# REQUIRED ACTION:
Your task is to copy the listing exactly, with the pictures left out.

Content starts

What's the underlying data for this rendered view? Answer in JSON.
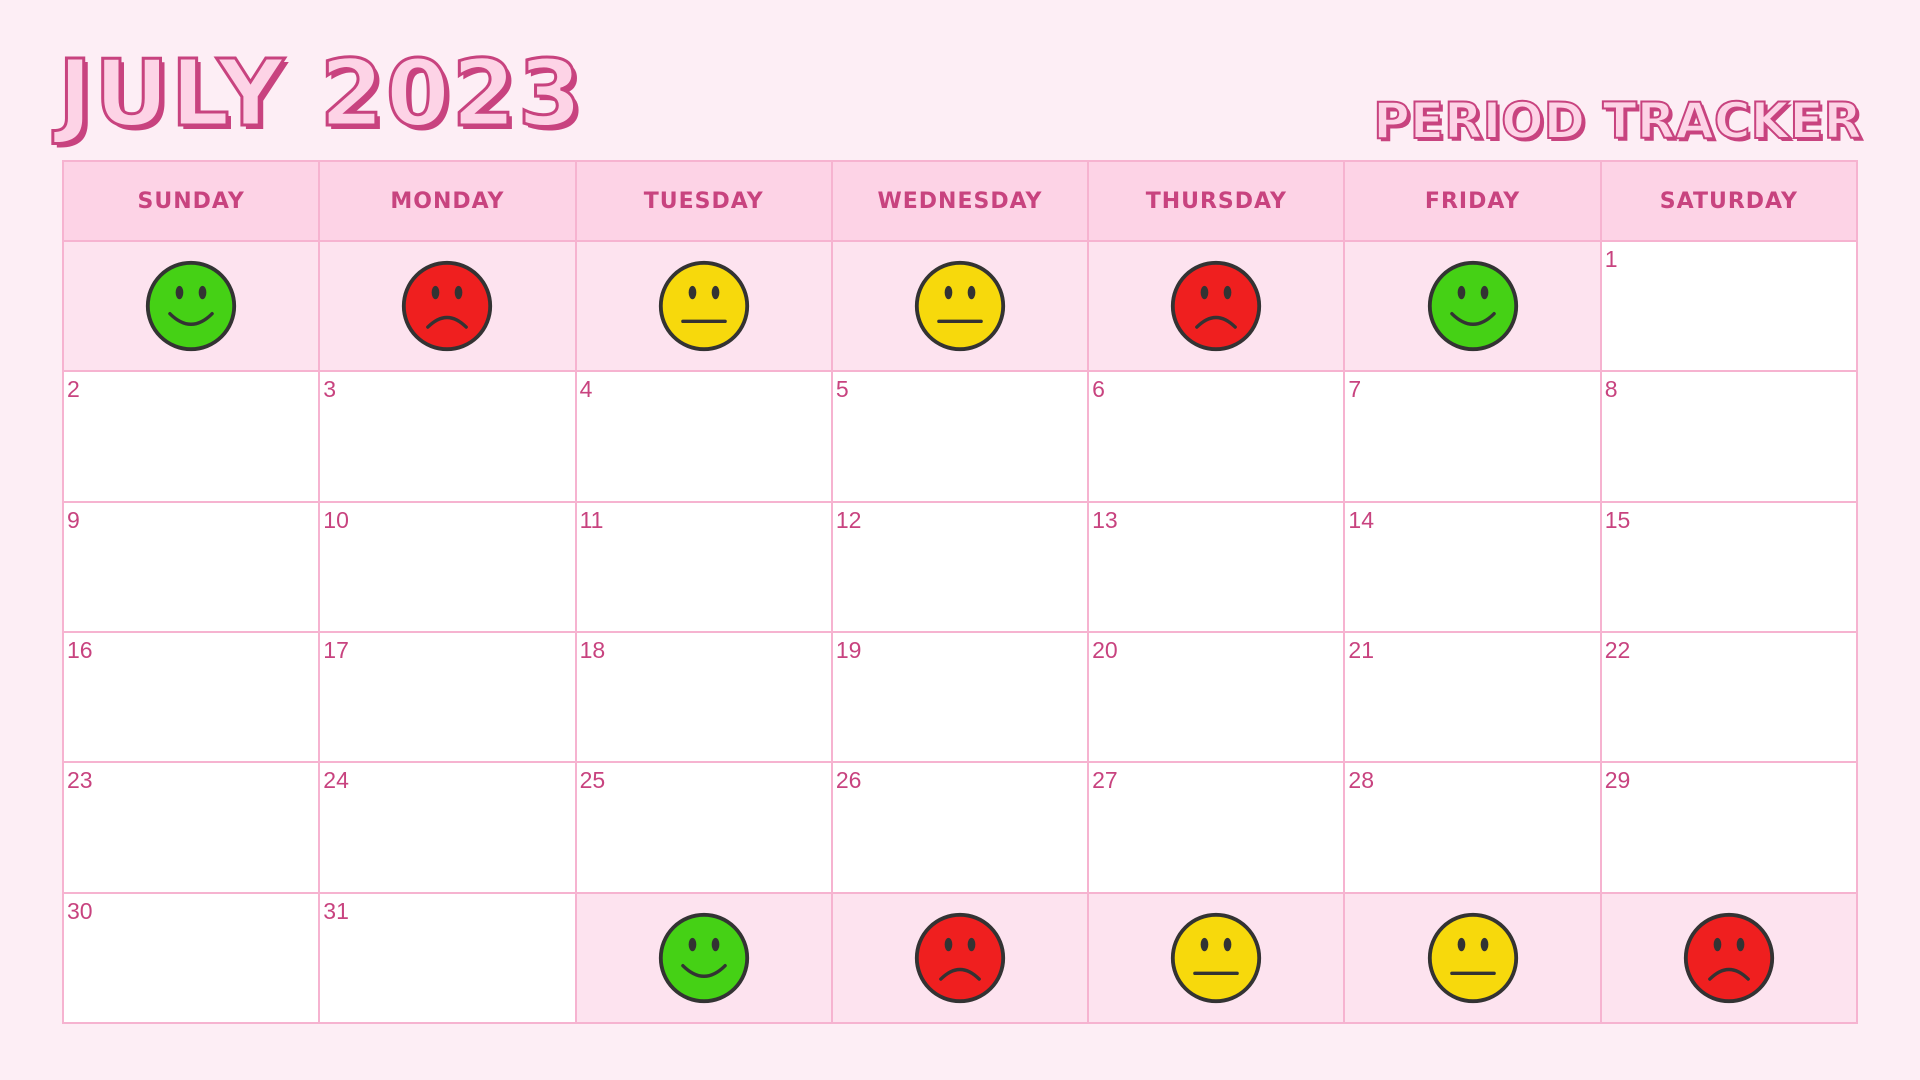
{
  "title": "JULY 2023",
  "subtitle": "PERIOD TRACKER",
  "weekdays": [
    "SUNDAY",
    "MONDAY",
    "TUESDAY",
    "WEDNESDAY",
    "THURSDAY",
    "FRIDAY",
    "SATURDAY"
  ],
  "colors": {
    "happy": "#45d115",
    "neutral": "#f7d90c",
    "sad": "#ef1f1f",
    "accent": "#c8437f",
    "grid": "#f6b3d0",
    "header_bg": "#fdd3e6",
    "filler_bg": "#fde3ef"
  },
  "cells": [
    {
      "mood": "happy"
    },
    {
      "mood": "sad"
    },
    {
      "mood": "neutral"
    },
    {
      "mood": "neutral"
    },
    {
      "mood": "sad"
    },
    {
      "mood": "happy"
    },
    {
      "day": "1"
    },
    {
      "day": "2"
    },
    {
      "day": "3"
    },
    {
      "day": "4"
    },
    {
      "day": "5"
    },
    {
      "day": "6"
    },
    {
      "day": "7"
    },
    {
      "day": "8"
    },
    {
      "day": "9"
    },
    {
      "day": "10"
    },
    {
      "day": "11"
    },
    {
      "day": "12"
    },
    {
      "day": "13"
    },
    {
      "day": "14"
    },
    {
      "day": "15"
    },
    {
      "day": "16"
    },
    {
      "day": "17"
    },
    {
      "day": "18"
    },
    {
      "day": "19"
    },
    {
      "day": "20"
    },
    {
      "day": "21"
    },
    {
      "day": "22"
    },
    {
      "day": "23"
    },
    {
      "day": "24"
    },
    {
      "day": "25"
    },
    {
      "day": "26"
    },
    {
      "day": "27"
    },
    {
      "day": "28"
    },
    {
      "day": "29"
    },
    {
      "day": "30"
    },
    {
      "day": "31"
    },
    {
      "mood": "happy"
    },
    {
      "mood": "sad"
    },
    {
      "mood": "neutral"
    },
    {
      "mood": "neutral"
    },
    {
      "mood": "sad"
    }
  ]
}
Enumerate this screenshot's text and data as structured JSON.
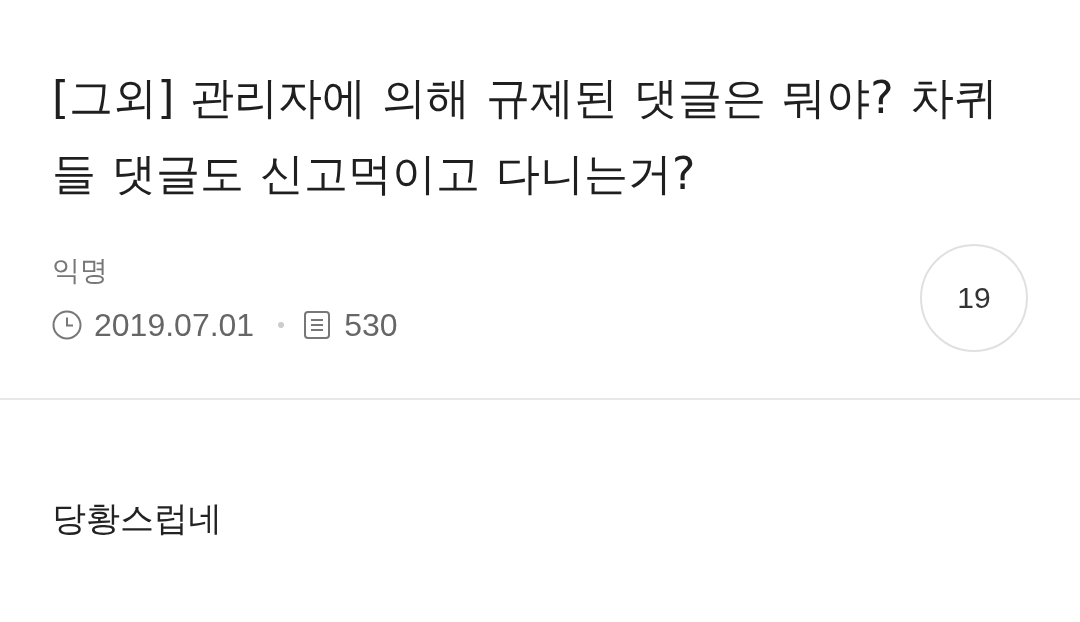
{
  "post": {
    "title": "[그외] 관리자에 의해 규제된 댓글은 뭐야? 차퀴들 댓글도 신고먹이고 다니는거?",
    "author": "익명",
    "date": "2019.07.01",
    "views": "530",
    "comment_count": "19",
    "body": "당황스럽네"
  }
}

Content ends

# YOUR SOLUTION:
What's the underlying data for this rendered view? Answer in JSON.
{
  "title": "JULY 2023",
  "subtitle": "PERIOD TRACKER",
  "weekdays": [
    "SUNDAY",
    "MONDAY",
    "TUESDAY",
    "WEDNESDAY",
    "THURSDAY",
    "FRIDAY",
    "SATURDAY"
  ],
  "colors": {
    "happy": "#45d115",
    "neutral": "#f7d90c",
    "sad": "#ef1f1f",
    "accent": "#c8437f",
    "grid": "#f6b3d0",
    "header_bg": "#fdd3e6",
    "filler_bg": "#fde3ef"
  },
  "cells": [
    {
      "mood": "happy"
    },
    {
      "mood": "sad"
    },
    {
      "mood": "neutral"
    },
    {
      "mood": "neutral"
    },
    {
      "mood": "sad"
    },
    {
      "mood": "happy"
    },
    {
      "day": "1"
    },
    {
      "day": "2"
    },
    {
      "day": "3"
    },
    {
      "day": "4"
    },
    {
      "day": "5"
    },
    {
      "day": "6"
    },
    {
      "day": "7"
    },
    {
      "day": "8"
    },
    {
      "day": "9"
    },
    {
      "day": "10"
    },
    {
      "day": "11"
    },
    {
      "day": "12"
    },
    {
      "day": "13"
    },
    {
      "day": "14"
    },
    {
      "day": "15"
    },
    {
      "day": "16"
    },
    {
      "day": "17"
    },
    {
      "day": "18"
    },
    {
      "day": "19"
    },
    {
      "day": "20"
    },
    {
      "day": "21"
    },
    {
      "day": "22"
    },
    {
      "day": "23"
    },
    {
      "day": "24"
    },
    {
      "day": "25"
    },
    {
      "day": "26"
    },
    {
      "day": "27"
    },
    {
      "day": "28"
    },
    {
      "day": "29"
    },
    {
      "day": "30"
    },
    {
      "day": "31"
    },
    {
      "mood": "happy"
    },
    {
      "mood": "sad"
    },
    {
      "mood": "neutral"
    },
    {
      "mood": "neutral"
    },
    {
      "mood": "sad"
    }
  ]
}
Enumerate this screenshot's text and data as structured JSON.
{
  "post": {
    "title": "[그외] 관리자에 의해 규제된 댓글은 뭐야? 차퀴들 댓글도 신고먹이고 다니는거?",
    "author": "익명",
    "date": "2019.07.01",
    "views": "530",
    "comment_count": "19",
    "body": "당황스럽네"
  }
}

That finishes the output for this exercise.